Next on, a discussion about attitude and communications within the team and with the community, courtesy of Lrusak. We're well aware that there's a fine line between "heated debate" and "abuse" sometimes, and the Internet can bring out the worst in people (never read the bottom of the the Internet, and all that). Similarly, people can be terse when quickly bashing in a quick response to something, especially on a mobile device; this can easily cause unintentional offence, which in turn reflects badly on everyone involved.
What's meant as humour or sarcasm can easily be understood as a snide, unhelpful remark; too much of this, and you're well on your way to creating a hostile culture. Kodi is not a company with employees and HR rules that we can enforce, but is in no way the worst offender in the FOSS community when it comes to this behaviour. However, we also know that we're not the best either. We can and will improve.

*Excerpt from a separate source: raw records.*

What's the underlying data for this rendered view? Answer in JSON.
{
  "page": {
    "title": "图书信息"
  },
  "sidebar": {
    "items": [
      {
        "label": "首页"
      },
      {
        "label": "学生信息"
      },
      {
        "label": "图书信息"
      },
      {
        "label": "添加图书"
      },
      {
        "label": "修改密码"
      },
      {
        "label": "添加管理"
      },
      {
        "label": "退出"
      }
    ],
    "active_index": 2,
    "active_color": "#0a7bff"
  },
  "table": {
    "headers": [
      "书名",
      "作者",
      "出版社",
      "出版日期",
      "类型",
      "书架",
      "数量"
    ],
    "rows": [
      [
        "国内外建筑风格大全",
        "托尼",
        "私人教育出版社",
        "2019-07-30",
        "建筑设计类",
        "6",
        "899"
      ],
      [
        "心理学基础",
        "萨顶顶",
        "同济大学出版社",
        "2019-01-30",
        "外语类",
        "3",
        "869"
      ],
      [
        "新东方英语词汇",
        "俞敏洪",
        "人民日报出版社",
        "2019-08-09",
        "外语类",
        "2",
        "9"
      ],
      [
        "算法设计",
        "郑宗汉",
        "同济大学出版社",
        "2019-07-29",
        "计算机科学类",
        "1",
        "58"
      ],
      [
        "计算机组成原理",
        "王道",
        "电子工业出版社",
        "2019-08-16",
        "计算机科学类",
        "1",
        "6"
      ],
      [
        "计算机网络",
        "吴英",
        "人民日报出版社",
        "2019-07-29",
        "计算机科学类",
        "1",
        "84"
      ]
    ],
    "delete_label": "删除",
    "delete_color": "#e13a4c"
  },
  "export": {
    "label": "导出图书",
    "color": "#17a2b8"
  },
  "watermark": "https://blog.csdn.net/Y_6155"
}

Changing gear a little back to more technical matters, Chewitt then took us through an update on LibreELEC: project principles, new relationships/contacts, active installation base, platforms in use, recent developments, future roadmap (especially security improvements and platform specifics, particularly how to deal with the increasing variations of ARM SoCs), project funding, project governance.
Kwiboo then took the stage to talk about ongoing work to implement LibreELEC on the Tinker Board - a Rockchip-based alternative to the Raspberry Pi that was recently launched by ASUS. By some measures, it's twice as fast as the Pi, but maintains the same form factor and GPIO layout. While it was launched as very much a "plaything" (hence the name), and lacks the out-of-the-box software of the Pi, the implementation of LibreELEC has gone a long way to make it a workable HTPC platform. The project has generated much platform-specific work on various application and library code which now need to be merged back upstream.

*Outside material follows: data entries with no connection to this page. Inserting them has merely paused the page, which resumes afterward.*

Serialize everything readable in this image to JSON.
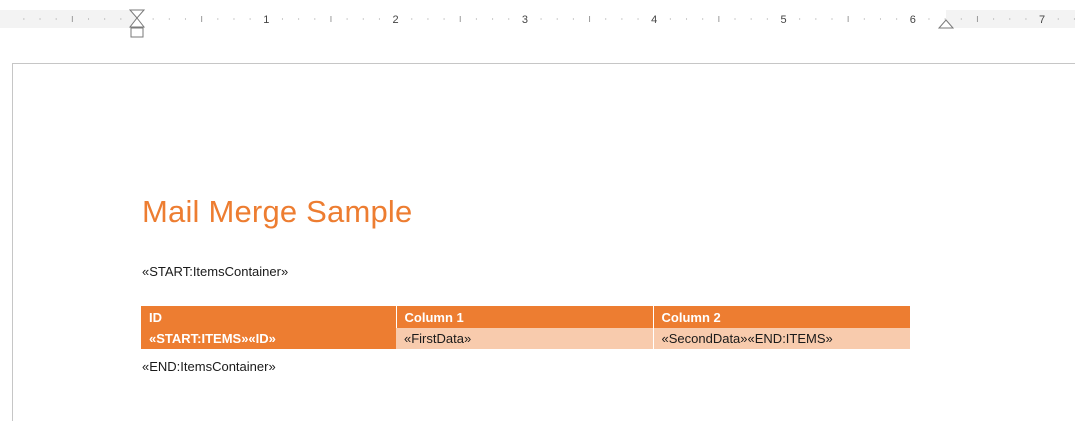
{
  "ruler": {
    "numbers": [
      "1",
      "2",
      "3",
      "4",
      "5",
      "6",
      "7"
    ]
  },
  "document": {
    "title": "Mail Merge Sample",
    "start_container": "«START:ItemsContainer»",
    "end_container": "«END:ItemsContainer»",
    "table": {
      "headers": [
        "ID",
        "Column 1",
        "Column 2"
      ],
      "rows": [
        [
          "«START:ITEMS»«ID»",
          "«FirstData»",
          "«SecondData»«END:ITEMS»"
        ]
      ]
    }
  },
  "colors": {
    "accent": "#ed7d31",
    "row_fill": "#f8cbad"
  }
}
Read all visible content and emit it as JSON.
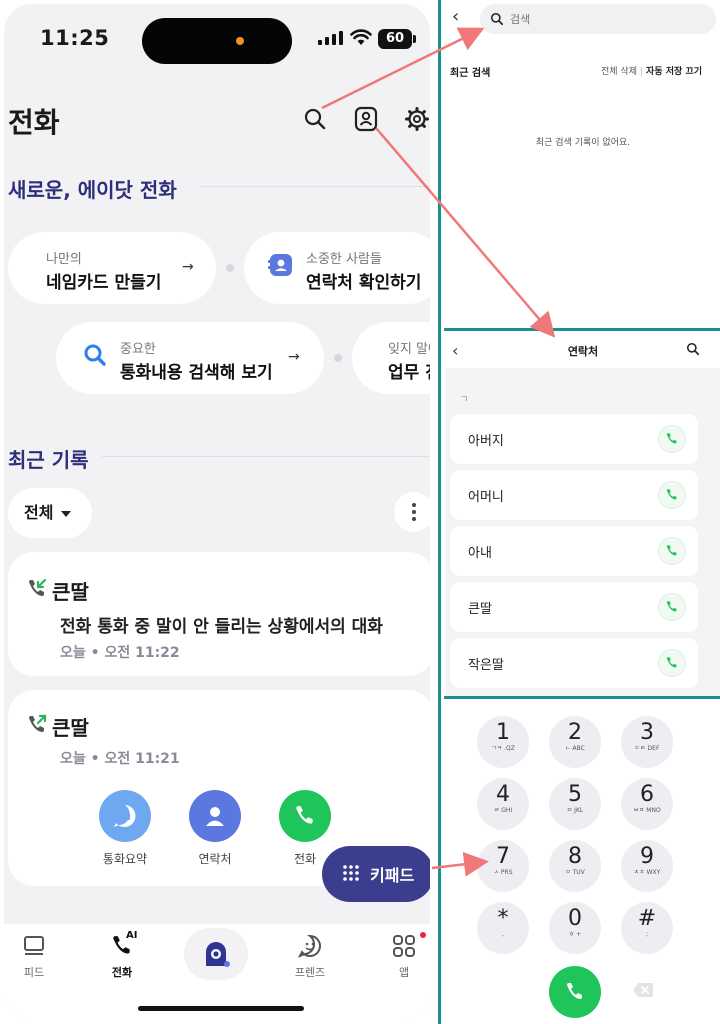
{
  "status": {
    "time": "11:25",
    "battery": "60"
  },
  "main": {
    "title": "전화",
    "intro_section": "새로운, 에이닷 전화",
    "pills": [
      {
        "sub": "나만의",
        "main": "네임카드 만들기"
      },
      {
        "sub": "소중한 사람들",
        "main": "연락처 확인하기"
      },
      {
        "sub": "중요한",
        "main": "통화내용 검색해 보기"
      },
      {
        "sub": "잊지 말아",
        "main": "업무 전"
      }
    ],
    "recent_section": "최근 기록",
    "filter": "전체",
    "cards": [
      {
        "name": "큰딸",
        "summary": "전화 통화 중 말이 안 들리는 상황에서의 대화",
        "time": "오늘 • 오전 11:22"
      },
      {
        "name": "큰딸",
        "time": "오늘 • 오전 11:21"
      }
    ],
    "actions": [
      "통화요약",
      "연락처",
      "전화"
    ],
    "keypad_button": "키패드",
    "tabs": [
      "피드",
      "전화",
      "",
      "프렌즈",
      "앱"
    ],
    "tab_ai_badge": "AI"
  },
  "search_panel": {
    "placeholder": "검색",
    "recent_label": "최근 검색",
    "delete_all": "전체 삭제",
    "auto_save_off": "자동 저장 끄기",
    "empty_message": "최근 검색 기록이 없어요."
  },
  "contacts_panel": {
    "title": "연락처",
    "index": "ㄱ",
    "contacts": [
      "아버지",
      "어머니",
      "아내",
      "큰딸",
      "작은딸"
    ]
  },
  "dialpad": {
    "keys": [
      {
        "digit": "1",
        "letters": "ㄱㅋ .QZ"
      },
      {
        "digit": "2",
        "letters": "ㄴ ABC"
      },
      {
        "digit": "3",
        "letters": "ㄷㅌ DEF"
      },
      {
        "digit": "4",
        "letters": "ㄹ GHI"
      },
      {
        "digit": "5",
        "letters": "ㅁ JKL"
      },
      {
        "digit": "6",
        "letters": "ㅂㅍ MNO"
      },
      {
        "digit": "7",
        "letters": "ㅅ PRS"
      },
      {
        "digit": "8",
        "letters": "ㅇ TUV"
      },
      {
        "digit": "9",
        "letters": "ㅈㅊ WXY"
      },
      {
        "digit": "*",
        "letters": ","
      },
      {
        "digit": "0",
        "letters": "ㅎ +"
      },
      {
        "digit": "#",
        "letters": ";"
      }
    ]
  },
  "colors": {
    "accent_navy": "#3b3d8f",
    "section_title": "#2d2f7a",
    "call_green": "#1fc45a",
    "summary_blue": "#6ea8f0",
    "contacts_blue": "#5a78e0",
    "divider_teal": "#1e8f8f",
    "arrow_red": "#f07878"
  }
}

Phil65 talked about skin development, specifically the KodiDevKit plugin for Sublime Text 3 (ST3) and how this can be used to streamline the development process - live information in the editor regarding what state Kodi is in, or what images it has loaded and processed, for example.
Nearing the end of the day, Natethomas gave an update on this year's Google Summer of Code (GSoC) process. We want to take part, and we want to "give back" by helping the students with their skills (as well as getting the benefit of their input, of course). However, it isn't necessarily a trival task, and we need our development team to be more active as mentors - both during the development process, and afterwards, as we mop up and document what was achieved. We have our projects identified, so let's embrace them.
Finally, to close the day, Keith covered Business Development and Conferences. The Kodi team has become much more active on the conference circuit, and we've had people attend many events over the past year: CES, VideoLAN Dev Days, Open Source Leadership Summit, Embedded Linux Conference (both Europe and North America) - and we have a couple of people attending Microsoft Build later this week. They're very effective ways to make new contacts, interact with peers in the FOSS/multimedia community, and raise the project's profile. These events have given us access to folks like Amazon, who have made huge strides in taking down the "fully loaded" boxes; eBay is lagging, but we're making slow progress there as well. On the BusDev side, we're still really keen to get official content owners on board, but that is heavily predicated on being able to protect the content rights, so there remains much to do in this space.
A long and productive day, followed by some more team building - this time, with the Wetek guys, did I mention them enough? :) - and then on to another local watering hole...
PS We also broke Jenkins. Badly. Oops. No nightlies for a few days while we \ restore. Sorry about that.